Throughout the listing below, show every line in which "Tennis" occurs.
== Segment start ==
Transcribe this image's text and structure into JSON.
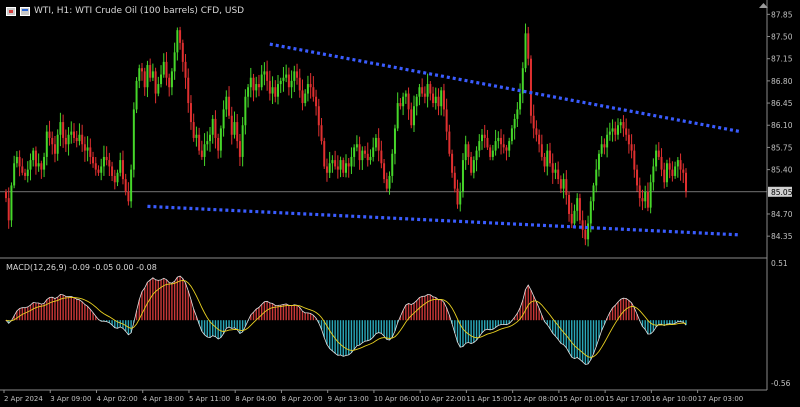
{
  "header": {
    "title": "WTI, H1:  WTI Crude Oil (100 barrels) CFD, USD",
    "icons": [
      "chart-type-icon",
      "symbol-icon"
    ]
  },
  "indicator": {
    "label": "MACD(12,26,9) -0.09 -0.05 0.00 -0.08"
  },
  "colors": {
    "background": "#000000",
    "bull": "#46d62a",
    "bear": "#e03030",
    "trendline": "#3a5cff",
    "hist_positive": "#c93838",
    "hist_negative": "#2aa7b8",
    "macd_line": "#e0e0e0",
    "signal_line": "#e8d020",
    "grid_text": "#c0c0c0"
  },
  "chart_data": [
    {
      "type": "candlestick",
      "symbol": "WTI",
      "timeframe": "H1",
      "y_ticks": [
        "87.85",
        "87.50",
        "87.15",
        "86.80",
        "86.45",
        "86.10",
        "85.75",
        "85.40",
        "84.70",
        "84.35"
      ],
      "ylim": [
        84.1,
        87.95
      ],
      "current_price": 85.05,
      "current_price_label": "85.05",
      "x_ticks": [
        "2 Apr 2024",
        "3 Apr 09:00",
        "4 Apr 02:00",
        "4 Apr 18:00",
        "5 Apr 11:00",
        "8 Apr 04:00",
        "8 Apr 20:00",
        "9 Apr 13:00",
        "10 Apr 06:00",
        "10 Apr 22:00",
        "11 Apr 15:00",
        "12 Apr 08:00",
        "15 Apr 01:00",
        "15 Apr 17:00",
        "16 Apr 10:00",
        "17 Apr 03:00"
      ],
      "x_tick_index": [
        0,
        17,
        34,
        51,
        68,
        85,
        102,
        119,
        136,
        153,
        170,
        187,
        204,
        221,
        238,
        255
      ],
      "close": [
        84.95,
        84.6,
        85.15,
        85.5,
        85.6,
        85.45,
        85.35,
        85.3,
        85.4,
        85.55,
        85.7,
        85.45,
        85.5,
        85.4,
        85.6,
        86.0,
        85.9,
        85.8,
        85.65,
        85.95,
        86.15,
        85.9,
        85.8,
        85.95,
        86.0,
        85.9,
        85.85,
        85.95,
        85.8,
        85.7,
        85.75,
        85.6,
        85.5,
        85.4,
        85.35,
        85.45,
        85.6,
        85.55,
        85.45,
        85.3,
        85.2,
        85.35,
        85.55,
        85.25,
        85.05,
        84.9,
        85.4,
        86.35,
        86.8,
        87.0,
        86.95,
        86.7,
        87.05,
        86.85,
        86.95,
        86.6,
        86.75,
        86.9,
        87.1,
        86.85,
        86.7,
        86.95,
        87.25,
        87.6,
        87.4,
        87.1,
        86.85,
        86.45,
        86.15,
        85.9,
        85.95,
        85.7,
        85.6,
        85.8,
        85.85,
        85.95,
        86.2,
        85.9,
        85.7,
        86.05,
        86.35,
        86.55,
        86.25,
        85.95,
        86.15,
        85.85,
        85.6,
        86.1,
        86.55,
        86.7,
        86.85,
        86.65,
        86.75,
        86.7,
        86.9,
        86.95,
        86.8,
        86.6,
        86.7,
        86.55,
        86.75,
        86.8,
        86.85,
        86.9,
        86.7,
        86.8,
        86.95,
        86.85,
        86.65,
        86.45,
        86.6,
        86.75,
        86.7,
        86.55,
        86.4,
        86.1,
        85.85,
        85.45,
        85.35,
        85.5,
        85.55,
        85.45,
        85.4,
        85.55,
        85.35,
        85.5,
        85.45,
        85.6,
        85.75,
        85.8,
        85.55,
        85.7,
        85.65,
        85.55,
        85.6,
        85.75,
        85.9,
        85.7,
        85.5,
        85.25,
        85.1,
        85.3,
        85.65,
        86.05,
        86.45,
        86.4,
        86.55,
        86.6,
        86.35,
        86.1,
        86.4,
        86.55,
        86.7,
        86.6,
        86.55,
        86.75,
        86.6,
        86.45,
        86.55,
        86.4,
        86.65,
        86.35,
        86.0,
        85.65,
        85.35,
        85.1,
        84.85,
        85.05,
        85.55,
        85.8,
        85.6,
        85.35,
        85.55,
        85.7,
        85.85,
        85.95,
        85.9,
        85.75,
        85.6,
        85.7,
        85.85,
        85.9,
        85.8,
        85.75,
        85.7,
        85.85,
        86.05,
        86.2,
        86.35,
        86.6,
        87.0,
        87.55,
        87.15,
        86.25,
        86.05,
        85.95,
        85.8,
        85.6,
        85.45,
        85.7,
        85.5,
        85.35,
        85.4,
        85.25,
        85.1,
        85.25,
        85.0,
        84.7,
        84.55,
        84.75,
        84.95,
        84.6,
        84.45,
        84.3,
        84.55,
        84.9,
        85.15,
        85.4,
        85.65,
        85.8,
        85.75,
        85.95,
        86.0,
        86.05,
        85.95,
        86.1,
        86.15,
        86.05,
        85.95,
        85.8,
        85.7,
        85.4,
        85.15,
        84.95,
        84.9,
        85.05,
        84.8,
        85.2,
        85.45,
        85.7,
        85.6,
        85.4,
        85.2,
        85.5,
        85.4,
        85.3,
        85.45,
        85.55,
        85.4,
        85.35,
        85.05
      ]
    },
    {
      "type": "macd",
      "label": "MACD(12,26,9)",
      "fast": 12,
      "slow": 26,
      "signal": 9,
      "values": [
        -0.09,
        -0.05,
        0.0,
        -0.08
      ],
      "y_ticks": [
        "0.51",
        "-0.56"
      ],
      "ylim": [
        -0.56,
        0.51
      ]
    }
  ]
}
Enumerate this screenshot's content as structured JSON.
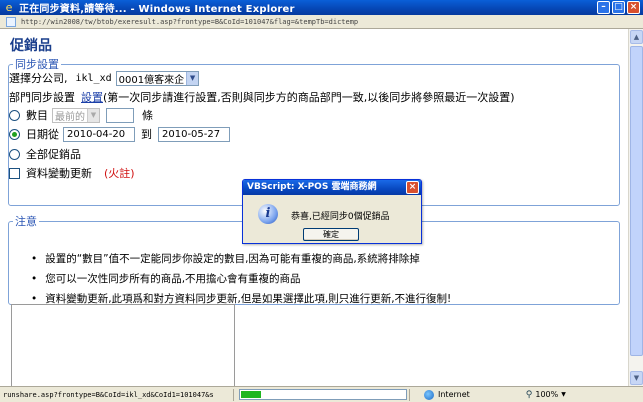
{
  "window": {
    "title": "正在同步資料,請等待... - Windows Internet Explorer",
    "address": "http://win2008/tw/btob/exeresult.asp?frontype=B&CoId=101047&flag=&tempTb=dictemp"
  },
  "page": {
    "title": "促銷品",
    "sync_section": {
      "legend": "同步設置",
      "branch_label": "選擇分公司,",
      "user_code": "ikl_xd",
      "branch_value": "0001億客來企",
      "dept_prefix": "部門同步設置",
      "dept_link": "設置",
      "dept_note": "(第一次同步請進行設置,否則與同步方的商品部門一致,以後同步將參照最近一次設置)",
      "count_label": "數目",
      "count_select": "最前的",
      "count_input": "",
      "count_unit": "條",
      "date_from_label": "日期從",
      "date_from": "2010-04-20",
      "date_to_label": "到",
      "date_to": "2010-05-27",
      "all_label": "全部促銷品",
      "change_label": "資料變動更新",
      "change_note": "(火註)"
    },
    "notes_section": {
      "legend": "注意",
      "items": [
        "設置的“數目”值不一定能同步你設定的數目,因為可能有重複的商品,系統將排除掉",
        "您可以一次性同步所有的商品,不用擔心會有重複的商品",
        "資料變動更新,此項爲和對方資料同步更新,但是如果選擇此項,則只進行更新,不進行復制!"
      ]
    }
  },
  "dialog": {
    "title": "VBScript: X-POS 雲端商務網",
    "message": "恭喜,已經同步0個促銷品",
    "ok_label": "確定"
  },
  "statusbar": {
    "text": "runshare.asp?frontype=B&CoId=ikl_xd&CoId1=101047&s",
    "progress": 0.12,
    "zone": "Internet",
    "zoom": "100%"
  },
  "colors": {
    "accent": "#2b56b4",
    "title_blue": "#1a3e8c",
    "note_red": "#d01010",
    "progress_green": "#1fb61f"
  }
}
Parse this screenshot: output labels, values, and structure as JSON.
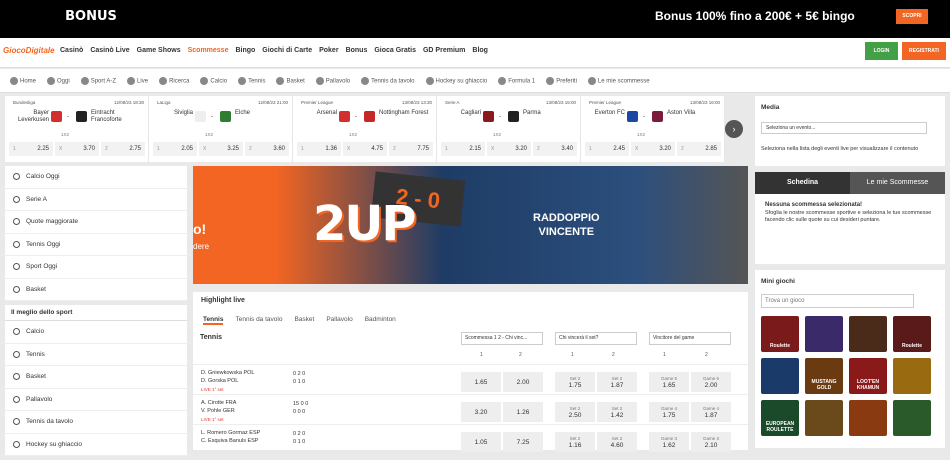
{
  "topbar": {
    "logo": "BONUS BENVENUTO",
    "promo": "Bonus 100% fino a 200€ + 5€ bingo",
    "scopri": "SCOPRI"
  },
  "nav": {
    "brand": "GiocoDigitale",
    "items": [
      "Casinò",
      "Casinò Live",
      "Game Shows",
      "Scommesse",
      "Bingo",
      "Giochi di Carte",
      "Poker",
      "Bonus",
      "Gioca Gratis",
      "GD Premium",
      "Blog"
    ],
    "active": "Scommesse",
    "login": "LOGIN",
    "register": "REGISTRATI"
  },
  "subnav": [
    "Home",
    "Oggi",
    "Sport A-Z",
    "Live",
    "Ricerca",
    "Calcio",
    "Tennis",
    "Basket",
    "Pallavolo",
    "Tennis da tavolo",
    "Hockey su ghiaccio",
    "Formula 1",
    "Preferiti",
    "Le mie scommesse"
  ],
  "matches": [
    {
      "league": "Bundesliga",
      "date": "12/08/23 18:30",
      "home": "Bayer Leverkusen",
      "away": "Eintracht Francoforte",
      "c1": "#d32f2f",
      "c2": "#222",
      "market": "1X2",
      "odds": [
        "2.25",
        "3.70",
        "2.75"
      ]
    },
    {
      "league": "LaLiga",
      "date": "12/08/23 21:00",
      "home": "Siviglia",
      "away": "Elche",
      "c1": "#eee",
      "c2": "#2e7d32",
      "market": "1X2",
      "odds": [
        "2.05",
        "3.25",
        "3.60"
      ]
    },
    {
      "league": "Premier League",
      "date": "13/08/23 13:30",
      "home": "Arsenal",
      "away": "Nottingham Forest",
      "c1": "#d32f2f",
      "c2": "#c62828",
      "market": "1X2",
      "odds": [
        "1.36",
        "4.75",
        "7.75"
      ]
    },
    {
      "league": "Serie A",
      "date": "13/08/23 15:00",
      "home": "Cagliari",
      "away": "Parma",
      "c1": "#8b1a1a",
      "c2": "#222",
      "market": "1X2",
      "odds": [
        "2.15",
        "3.20",
        "3.40"
      ]
    },
    {
      "league": "Premier League",
      "date": "13/08/23 16:00",
      "home": "Everton FC",
      "away": "Aston Villa",
      "c1": "#1a47a6",
      "c2": "#7a1c3c",
      "market": "1X2",
      "odds": [
        "2.45",
        "3.20",
        "2.85"
      ]
    }
  ],
  "left": {
    "quick": [
      "Calcio Oggi",
      "Serie A",
      "Quote maggiorate",
      "Tennis Oggi",
      "Sport Oggi",
      "Basket"
    ],
    "best_title": "Il meglio dello sport",
    "best": [
      "Calcio",
      "Tennis",
      "Basket",
      "Pallavolo",
      "Tennis da tavolo",
      "Hockey su ghiaccio"
    ]
  },
  "banner": {
    "line1": "RADDOPPIO",
    "line2": "VINCENTE",
    "big": "2UP",
    "score": "2 - 0",
    "o": "o!",
    "dere": "dere"
  },
  "highlight": {
    "title": "Highlight live",
    "tabs": [
      "Tennis",
      "Tennis da tavolo",
      "Basket",
      "Pallavolo",
      "Badminton"
    ],
    "sport": "Tennis",
    "selects": [
      "Scommessa 1 2 - Chi vinc...",
      "Chi vincerà il set?",
      "Vincitore del game"
    ],
    "cols": [
      "1",
      "2",
      "1",
      "2",
      "1",
      "2"
    ],
    "rows": [
      {
        "p1": "D. Gniewkowska POL",
        "p2": "D. Gorska POL",
        "live": "LIVE 1° set",
        "s1": "0 2 0",
        "s2": "0 1 0",
        "o": [
          "1.65",
          "2.00"
        ],
        "set": [
          "Set 2",
          "1.75",
          "Set 2",
          "1.87"
        ],
        "game": [
          "Game 5",
          "1.65",
          "Game 5",
          "2.00"
        ]
      },
      {
        "p1": "A. Cirotte FRA",
        "p2": "V. Pohle GER",
        "live": "LIVE 1° set",
        "s1": "15 0 0",
        "s2": "0 0 0",
        "o": [
          "3.20",
          "1.26"
        ],
        "set": [
          "Set 2",
          "2.50",
          "Set 2",
          "1.42"
        ],
        "game": [
          "Game 4",
          "1.75",
          "Game 4",
          "1.87"
        ]
      },
      {
        "p1": "L. Romero Gormaz ESP",
        "p2": "C. Esquiva Banuls ESP",
        "live": "",
        "s1": "0 2 0",
        "s2": "0 1 0",
        "o": [
          "1.05",
          "7.25"
        ],
        "set": [
          "Set 2",
          "1.16",
          "Set 2",
          "4.60"
        ],
        "game": [
          "Game 3",
          "1.62",
          "Game 3",
          "2.10"
        ]
      }
    ]
  },
  "right": {
    "media_title": "Media",
    "media_select": "Seleziona un evento...",
    "media_info": "Seleziona  nella lista degli eventi live per visualizzare il contenuto",
    "slip_tabs": [
      "Schedina",
      "Le mie Scommesse"
    ],
    "slip_title": "Nessuna scommessa selezionata!",
    "slip_text": "Sfoglia le nostre scommesse sportive e seleziona le tue scommesse facendo clic sulle quote su cui desideri puntare.",
    "mini_title": "Mini giochi",
    "mini_search": "Trova un gioco",
    "games": [
      {
        "n": "Roulette",
        "c": "#7b1a1a"
      },
      {
        "n": "",
        "c": "#3a2a6a"
      },
      {
        "n": "",
        "c": "#4a2a18"
      },
      {
        "n": "Roulette",
        "c": "#5a1a1a"
      },
      {
        "n": "",
        "c": "#1a3a6a"
      },
      {
        "n": "MUSTANG GOLD",
        "c": "#6a3a10"
      },
      {
        "n": "LOOT'EN KHAMUN",
        "c": "#8a1a1a"
      },
      {
        "n": "",
        "c": "#9a6a10"
      },
      {
        "n": "EUROPEAN ROULETTE",
        "c": "#1a4a2a"
      },
      {
        "n": "",
        "c": "#6a4a1a"
      },
      {
        "n": "",
        "c": "#8a3a10"
      },
      {
        "n": "",
        "c": "#2a5a2a"
      }
    ]
  }
}
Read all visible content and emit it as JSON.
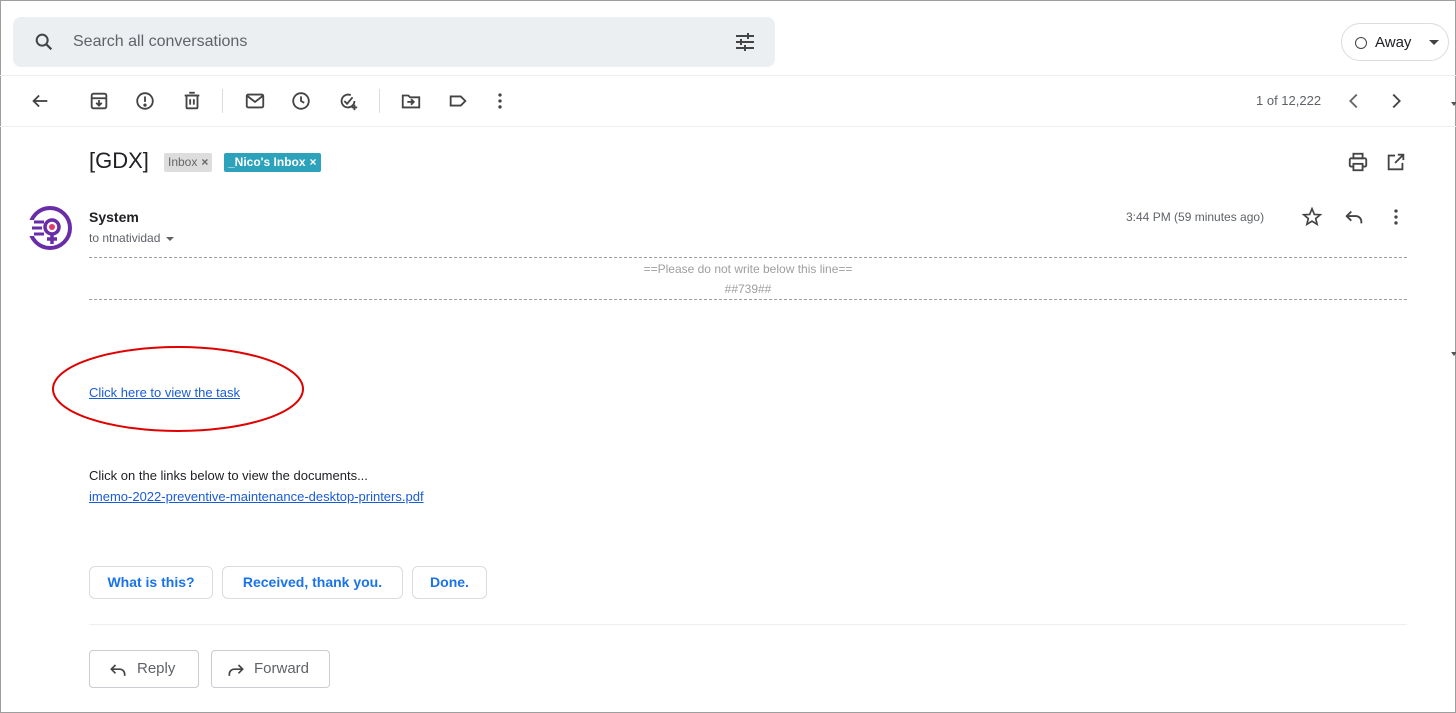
{
  "search": {
    "placeholder": "Search all conversations"
  },
  "status": {
    "label": "Away"
  },
  "pager": {
    "text": "1 of 12,222"
  },
  "message": {
    "subject": "[GDX]",
    "labels": [
      {
        "text": "Inbox",
        "remove": "×"
      },
      {
        "text": "_Nico's Inbox",
        "remove": "×"
      }
    ],
    "sender": "System",
    "recipient": "to ntnatividad",
    "time": "3:44 PM (59 minutes ago)",
    "notice_line1": "==Please do not write below this line==",
    "notice_line2": "##739##",
    "task_link": "Click here to view the task",
    "body_text": "Click on the links below to view the documents...",
    "doc_link": "imemo-2022-preventive-maintenance-desktop-printers.pdf"
  },
  "smart_replies": [
    "What is this?",
    "Received, thank you.",
    "Done."
  ],
  "actions": {
    "reply": "Reply",
    "forward": "Forward"
  },
  "colors": {
    "accent": "#1a73e8",
    "label_teal": "#2da2bb",
    "annotation_red": "#e00000"
  },
  "icons": [
    "search-icon",
    "tune-icon",
    "back-arrow-icon",
    "archive-icon",
    "report-spam-icon",
    "delete-icon",
    "mark-unread-icon",
    "snooze-icon",
    "add-task-icon",
    "move-to-icon",
    "label-icon",
    "more-vert-icon",
    "chevron-left-icon",
    "chevron-right-icon",
    "print-icon",
    "open-new-window-icon",
    "star-icon",
    "reply-icon"
  ]
}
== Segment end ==
Exercise solution:
    "Tennis",
    "Tennis da tavolo",
      "Tennis Oggi",
      "Tennis",
      "Tennis da tavolo",
      "Tennis",
      "Tennis da tavolo",
    "sport": "Tennis",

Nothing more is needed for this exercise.